Twenty-five years ago, you weren't cool if your ride wasn't jacked up. Gabriel Hi-jackers were the hottest shock on the market. And a simple install, which included routing a few small airlines coupled with a trip to the nearest air compressor, was all it took...and up you went, instant hot rod celebrity status! Of course, there were inherent problems to go along with the new image, such as the loss of a comfortable ride, lack of all performance handling capabilities (not to mention the extreme body roll around corners) and, of course, the watchful eye of the law! Boy, how times have changed.
Today, the hot scene in street cruising has taken (excuse the pun) a dip in the other direction. It's about getting your ride as close as possible to terra firma without sacrificing all drivability. Not that lowered cars are a new idea, mind you, but instead of examples such as classic early Impalas and Biscaynes (as most hot rodders remember being the stereotypical lowriders), these days you can find virtually anything with four wheels pushing the limits of ground clearance to new lows. But there's still correct-and incorrect-ways of accomplishing the goal of lowering your ride.
Extremely popular right now are the plethora of the air suspension systems being offered by a host of well-known companies. These setups, which we've done a couple of good stories on recently, seem to give you the best of both worlds: the ability to drive at a more tolerable ride height, while being "slammed" when sitting still. But when it comes to true canyon carving performance, most air bag systems were not designed for this type of action.
It's relatively easy to lower a car's stock suspension (and basically screw up all of the handling and comfort characteristics at the same time). For the front (and some rear suspensions), simply taking a cut-off saw or a torch and hacking away at the coil springs will-though its not always the best way-get the job done. If there are leaf springs out back, a trip to Pep Boys for an aluminum lowering block kit will easily (and safely) eliminate the rear's altitude problems. (You'll find versions ranging from 1 to 3 inches of adjustment.) On the other hand, you can do your homework, decide how you want the car to handle, and order the correct springs and sway bars from companies like Eibach, Hotchkis, LG Motorsports, and others. Then, perhaps most importantly, choosing a good shock absorber that will ultimately enhance both the ride and handling characteristics of your lowered car will give you the best of both worlds.

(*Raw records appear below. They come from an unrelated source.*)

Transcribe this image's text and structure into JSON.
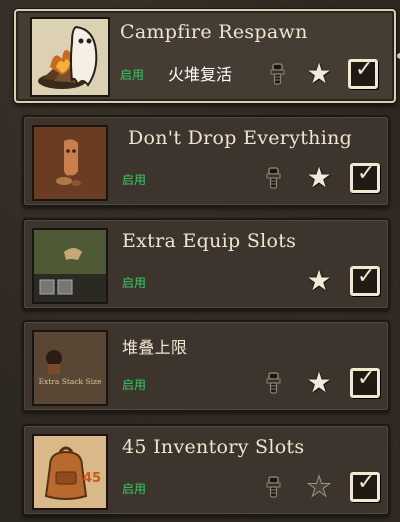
{
  "mods": [
    {
      "title": "Campfire Respawn",
      "subtitle": "火堆复活",
      "status": "启用",
      "has_config": true,
      "favorite": true,
      "enabled": true,
      "selected": true
    },
    {
      "title": "Don't Drop Everything",
      "status": "启用",
      "has_config": true,
      "favorite": true,
      "enabled": true
    },
    {
      "title": "Extra Equip Slots",
      "status": "启用",
      "has_config": false,
      "favorite": true,
      "enabled": true
    },
    {
      "title": "堆叠上限",
      "status": "启用",
      "has_config": true,
      "favorite": true,
      "enabled": true
    },
    {
      "title": "45 Inventory Slots",
      "status": "启用",
      "has_config": true,
      "favorite": false,
      "enabled": true
    }
  ],
  "thumbnails": {
    "row4_caption": "Extra Stack Size",
    "row5_badge": "45"
  },
  "glyphs": {
    "star": "★",
    "check": "✓"
  },
  "colors": {
    "enabled_status": "#37c964",
    "title_text": "#efe6cf",
    "panel": "#3d352d"
  }
}
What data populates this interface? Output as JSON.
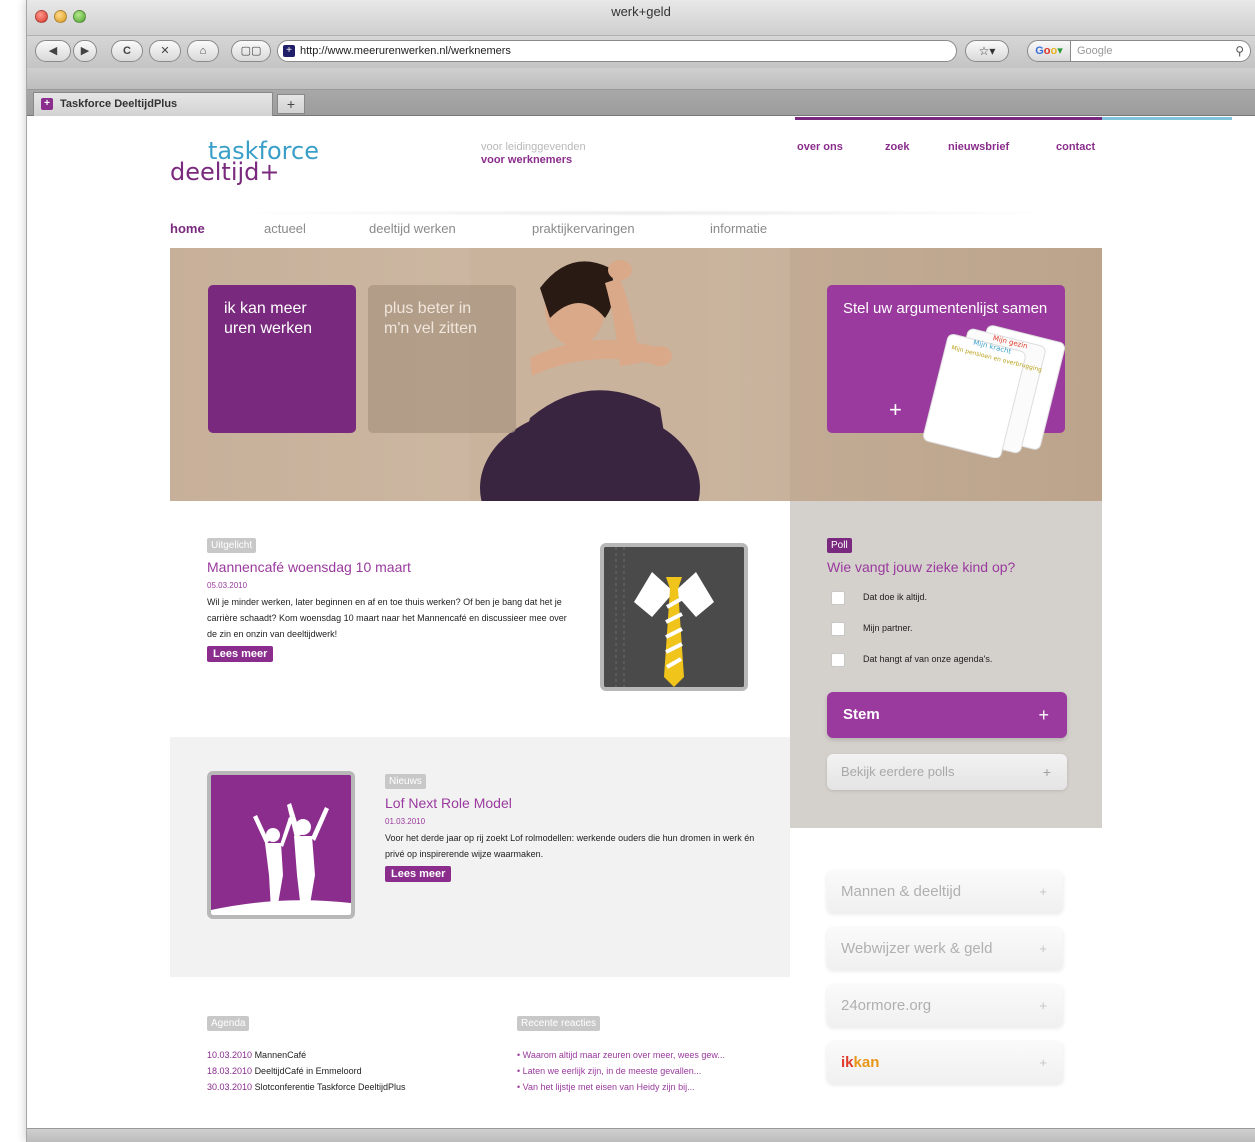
{
  "browser": {
    "window_title": "werk+geld",
    "url": "http://www.meerurenwerken.nl/werknemers",
    "search_placeholder": "Google",
    "tab_title": "Taskforce DeeltijdPlus",
    "new_tab_label": "+",
    "back_icon": "◀",
    "forward_icon": "▶",
    "reload_icon": "C",
    "stop_icon": "✕",
    "home_icon": "⌂"
  },
  "site": {
    "logo_top": "taskforce",
    "logo_bottom": "deeltijd+",
    "audience": {
      "leaders": "voor leidinggevenden",
      "employees": "voor werknemers"
    },
    "topnav": [
      "over ons",
      "zoek",
      "nieuwsbrief",
      "contact"
    ],
    "mainnav": [
      "home",
      "actueel",
      "deeltijd werken",
      "praktijkervaringen",
      "informatie"
    ],
    "hero": {
      "box1": "ik kan meer uren werken",
      "box2": "plus beter in m'n vel zitten",
      "box3": "Stel uw argumentenlijst samen",
      "box3_plus": "+"
    },
    "featured": {
      "tag": "Uitgelicht",
      "title": "Mannencafé woensdag 10 maart",
      "date": "05.03.2010",
      "body": "Wil je minder werken, later beginnen en af en toe thuis werken? Of ben je bang dat het je carrière schaadt? Kom woensdag 10 maart naar het Mannencafé en discussieer mee over de zin en onzin van deeltijdwerk!",
      "read_more": "Lees meer"
    },
    "news": {
      "tag": "Nieuws",
      "title": "Lof Next Role Model",
      "date": "01.03.2010",
      "body": "Voor het derde jaar op rij zoekt Lof rolmodellen: werkende ouders die hun dromen in werk én privé op inspirerende wijze waarmaken.",
      "read_more": "Lees meer"
    },
    "agenda": {
      "tag": "Agenda",
      "items": [
        {
          "date": "10.03.2010",
          "text": "MannenCafé"
        },
        {
          "date": "18.03.2010",
          "text": "DeeltijdCafé in Emmeloord"
        },
        {
          "date": "30.03.2010",
          "text": "Slotconferentie Taskforce DeeltijdPlus"
        }
      ]
    },
    "reacties": {
      "tag": "Recente reacties",
      "items": [
        "Waarom altijd maar zeuren over meer, wees gew...",
        "Laten we eerlijk zijn, in de meeste gevallen...",
        "Van het lijstje met eisen van Heidy zijn bij..."
      ]
    },
    "poll": {
      "tag": "Poll",
      "question": "Wie vangt jouw zieke kind op?",
      "options": [
        "Dat doe ik altijd.",
        "Mijn partner.",
        "Dat hangt af van onze agenda's."
      ],
      "vote_label": "Stem",
      "vote_plus": "+",
      "older_label": "Bekijk eerdere polls",
      "older_plus": "+"
    },
    "links": [
      {
        "label": "Mannen & deeltijd",
        "plus": "+"
      },
      {
        "label": "Webwijzer werk & geld",
        "plus": "+"
      },
      {
        "label": "24ormore.org",
        "plus": "+"
      }
    ],
    "ikkan": {
      "ik": "ik",
      "kan": "kan",
      "plus": "+"
    },
    "cards": [
      "Mijn gezin",
      "Mijn kracht",
      "Mijn pensioen en overbrugging"
    ]
  }
}
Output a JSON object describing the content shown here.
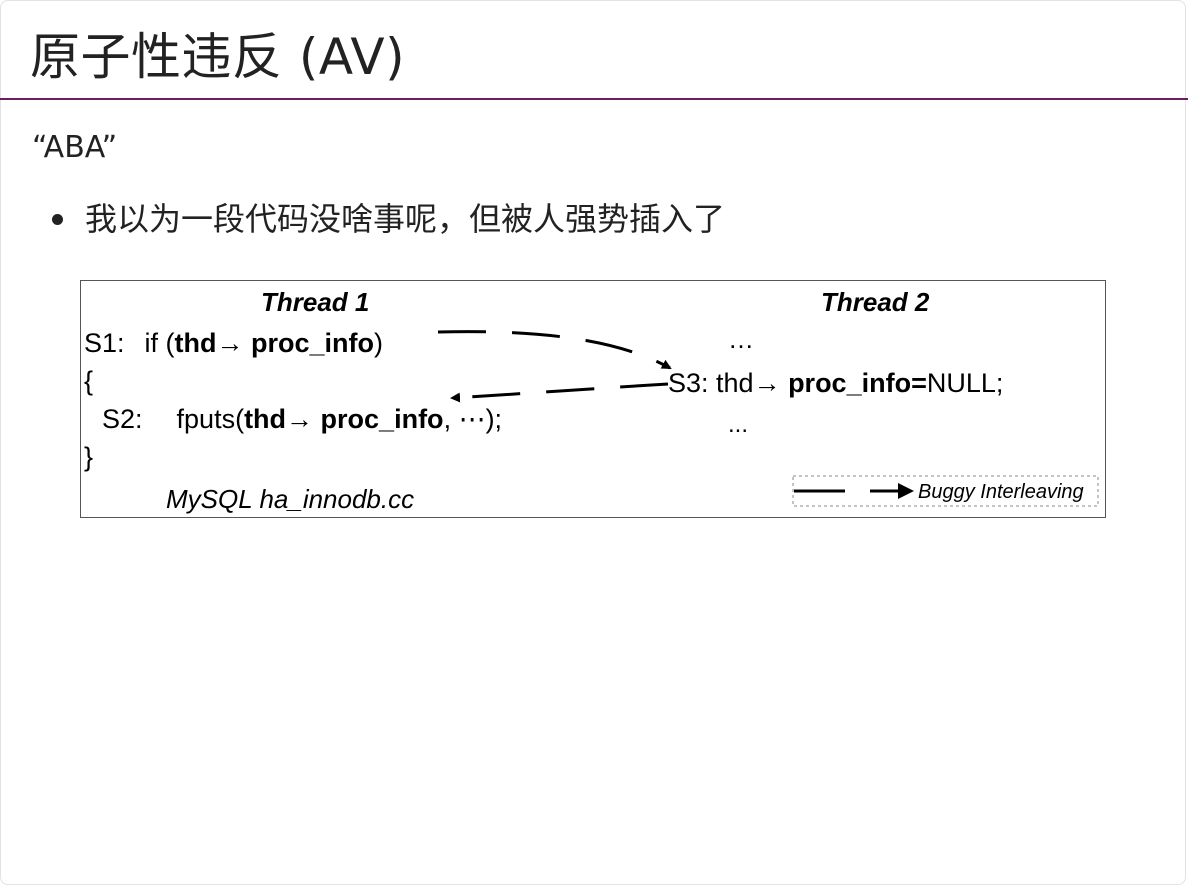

Recently, we set out to reevaluate the suspension on a lowered '96 Z28 Camaro that we've featured here before. The car has a host of top-line parts (Hotchkis bars, LG Motorsports control arms, and Eibach springs, to name just a few). In it's most recent incarnation, the late-model F-body had an almost perfect stance, with only a small gap between the top of the tire and the bottom of the wheelwell lip at both ends. Wouldn't it be cool, we thought, to see if we could gain adjustability of the ride height and still maintain (and perhaps enhance) the suspension's dampening? (And test the limits of ground clearance, knowing we could always raise it back up again?)
Enter the engineers at QA1 Hal Shocks. Known for extremely well-built and engineered dampers for virtually any application, the company had recently been advertising a setup for the fourth-generation Camaro that we thought would be perfect in allowing us to control the ride height of the car's front end, while at the same time giving us the ability to adjust for track conditions and severe dampening needs. Furthermore, since the car was already lowered, we thought that if we were to measure the actual length of the shock needed while the car was at its ride height, maybe we could find a shock with a shorter body and still have one that had some compression left. (In most lowered situations, dropping the suspension without going to a shorter shock stresses the shock's damping ability since it takes away almost all of its stroke.)